President Renu Khator Unveils Bold New Initiatives for UH During Investiture

Khator Officially Takes Helm as University’s Leader in Moving Ceremony Attended by Host of Dignitaries
A new era of leadership was ushered in today (Nov. 7) in an inspiring ceremony at Cullen Performance Hall that formally endowed University of Houston President Renu Khator with the powers and responsibilities of the office.

The event, attended by an estimated 1,500 members of the university community and a host of international, federal, state and local dignitaries, marked her entrance onto the academic stage of national and global leadership as the UH System’s eighth chancellor and UH’s 13th president.

“I’m impressed by her intellect, contagious enthusiasm, creativity and, yes, by her dogged determination to take this university and make it a Tier-One university,” Texas Lt. Gov. David Dewhurst said. He added that as the state’s population doubles over the next 20 years, “We will need a third Tier-One university. As a Houstonian, I think this (university) would be a great choice.”

Also attending the ceremony was Houston Mayor Bill White, who said, “The University of Houston is the most important singular institution in the city. I commit to you to help you (Khator) lift the university even higher. The 2.2 million people in Houston stand behind you and the University of Houston.”

Khator, who began her tenure in January, outlined a bold new vision for the University of Houston, declaring its first priority to be student success.

“We pledge that, as a system of higher education, we will provide access to students from all backgrounds, living in any part of the region and the state, and having any level of educational aspirations,” she said. “We pledge that their educational experience will be top-tier, and their training will be globally competitive.”

Khator dedicated the investiture “to our students and their dreams, and (we) pledge to raise $100 million toward the goal of student success.” Illustrating the university’s resolve on this issue, as well as the generosity of its donors, alumni and friends, Khator announced that $1 million toward this goal already has been raised through a single scholarship event – unprecedented in the history of the university.

She also announced four strategic initiatives aimed at the pursuit of excellence and the attainment of top-tier status for the university:

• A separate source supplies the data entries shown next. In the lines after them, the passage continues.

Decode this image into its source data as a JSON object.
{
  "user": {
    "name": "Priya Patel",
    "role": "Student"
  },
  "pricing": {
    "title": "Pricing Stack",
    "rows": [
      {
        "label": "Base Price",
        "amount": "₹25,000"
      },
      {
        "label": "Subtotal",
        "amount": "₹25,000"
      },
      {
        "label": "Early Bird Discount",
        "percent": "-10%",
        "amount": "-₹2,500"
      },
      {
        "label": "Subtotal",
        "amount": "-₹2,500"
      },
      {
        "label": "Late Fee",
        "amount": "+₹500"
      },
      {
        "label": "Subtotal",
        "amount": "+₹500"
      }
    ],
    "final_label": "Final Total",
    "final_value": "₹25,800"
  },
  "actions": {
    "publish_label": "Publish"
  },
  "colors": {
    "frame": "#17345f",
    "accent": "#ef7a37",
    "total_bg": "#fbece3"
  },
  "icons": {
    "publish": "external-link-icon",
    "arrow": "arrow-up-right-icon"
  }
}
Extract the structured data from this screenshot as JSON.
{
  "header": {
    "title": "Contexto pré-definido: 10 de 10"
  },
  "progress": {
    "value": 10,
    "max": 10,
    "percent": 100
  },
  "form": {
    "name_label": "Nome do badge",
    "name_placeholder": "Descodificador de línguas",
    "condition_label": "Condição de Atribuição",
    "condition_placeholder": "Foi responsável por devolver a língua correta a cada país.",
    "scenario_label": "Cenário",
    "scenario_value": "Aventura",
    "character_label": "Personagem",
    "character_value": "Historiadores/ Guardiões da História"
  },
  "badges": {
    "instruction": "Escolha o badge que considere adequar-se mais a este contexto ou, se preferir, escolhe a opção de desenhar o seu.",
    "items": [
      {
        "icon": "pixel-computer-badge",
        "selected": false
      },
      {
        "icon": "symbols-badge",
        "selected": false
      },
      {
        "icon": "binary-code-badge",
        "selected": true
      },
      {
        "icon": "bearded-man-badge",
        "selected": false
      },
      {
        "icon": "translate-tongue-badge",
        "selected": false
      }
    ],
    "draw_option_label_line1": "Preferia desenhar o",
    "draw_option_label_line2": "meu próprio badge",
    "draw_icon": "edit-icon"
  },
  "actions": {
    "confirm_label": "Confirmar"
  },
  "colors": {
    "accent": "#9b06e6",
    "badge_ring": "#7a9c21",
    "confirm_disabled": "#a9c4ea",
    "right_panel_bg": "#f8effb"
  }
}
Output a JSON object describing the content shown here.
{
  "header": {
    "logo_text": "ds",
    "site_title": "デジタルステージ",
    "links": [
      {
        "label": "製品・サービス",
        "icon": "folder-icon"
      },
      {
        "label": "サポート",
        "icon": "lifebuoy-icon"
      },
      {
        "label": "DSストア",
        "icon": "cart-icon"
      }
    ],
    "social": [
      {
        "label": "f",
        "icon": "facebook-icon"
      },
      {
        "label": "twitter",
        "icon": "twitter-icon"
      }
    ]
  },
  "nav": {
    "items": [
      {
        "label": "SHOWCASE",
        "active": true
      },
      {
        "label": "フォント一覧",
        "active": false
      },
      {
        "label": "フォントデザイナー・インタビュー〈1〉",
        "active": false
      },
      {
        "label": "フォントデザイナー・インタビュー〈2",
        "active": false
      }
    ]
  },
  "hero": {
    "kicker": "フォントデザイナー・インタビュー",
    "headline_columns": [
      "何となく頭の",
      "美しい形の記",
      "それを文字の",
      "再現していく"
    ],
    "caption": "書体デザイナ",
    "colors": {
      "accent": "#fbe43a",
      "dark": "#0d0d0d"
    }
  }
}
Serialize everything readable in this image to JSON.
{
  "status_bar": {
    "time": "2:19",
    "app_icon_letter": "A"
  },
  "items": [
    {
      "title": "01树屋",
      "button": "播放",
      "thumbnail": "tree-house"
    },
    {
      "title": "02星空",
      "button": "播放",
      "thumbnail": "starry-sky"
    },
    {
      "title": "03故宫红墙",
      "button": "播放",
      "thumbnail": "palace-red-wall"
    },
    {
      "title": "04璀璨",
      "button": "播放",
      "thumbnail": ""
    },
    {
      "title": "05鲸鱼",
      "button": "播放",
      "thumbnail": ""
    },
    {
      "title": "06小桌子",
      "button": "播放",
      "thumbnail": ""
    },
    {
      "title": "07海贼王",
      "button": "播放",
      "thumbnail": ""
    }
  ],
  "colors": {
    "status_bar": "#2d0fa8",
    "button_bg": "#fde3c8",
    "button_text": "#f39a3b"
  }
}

  • The UH Energy Initiative will bring together 70 of the university’s top faculty from eight colleges, 14 centers and institutes, and multiple disciplines to pursue the highest and the broadest level of energy research, including fossil fuels, biofuels, wind and solar. Khator also announced the establishment of the Presidential Energy Advisory Board. “In partnership with our faculty-led Energy Alliance, the board will guide the University of Houston’s multi-million dollar investment in the field of energy and our desire to become the premier energy university of the nation,” she said.
  • The UH Health Initiative will expand the university’s presence and its partnerships with Texas Medical Center institutions, filling gaps that currently exist and advancing strengths already in place. “I am pleased to announce we are launching the UH Health Initiative with the recruitment, in the next few weeks, of a mega cluster headed by a member of the National Academy of Sciences,” Khator said.
  • The UH Arts Initiative will position the University of Houston as a world-class arts destination and as a national innovator in commissioning new work, employing and training thousands of artists and sponsoring world-class arts series. “We pledge to expand and strengthen our partnerships with area theaters, museums, performance venues and arts organizations,” Khator said. “Alongside, our faculty will strive for excellence in the liberal arts by pursuing a chapter of the Phi Beta Kappa.”
  • The Star Initiative will complement the university’s existing commitment to strengthen its centers of excellence, which
    Khator called “our star programs” – nationally ranked programs that include entrepreneurship, health law, optometry, hotel and restaurant management, social work, psychology, chemical engineering, music, management and creative writing. “Under the fourth initiative, we plan to make our stars shine even brighter,” she said.

The twin goals of student success and global competiveness, Khator said, would provide Houston and Texas with a better and more skilled workforce, an empowered community, better-prepared corporate and community leaders, a strong and stable economy, a competitively educated state population and true global reach and impact.

She also pledged a renewed emphasis beyond the classroom, including building a stronger athletics program, more residence halls, a better stadium, a more vibrant student life and more parking on campus.

“How will this bold vision become a reality? It will take this entire community to build a great university,” Khator said. “Your commitment and passion have the power to transform the University of Houston and make it a nationally and globally competitive university. To dream anything less is to shortchange our students, our region and our state.”

Khator is the first Indian-born president to take the helm of a major research institution, the University of Houston’s second female president, and the third person to hold the dual title of UH System chancellor and UH president.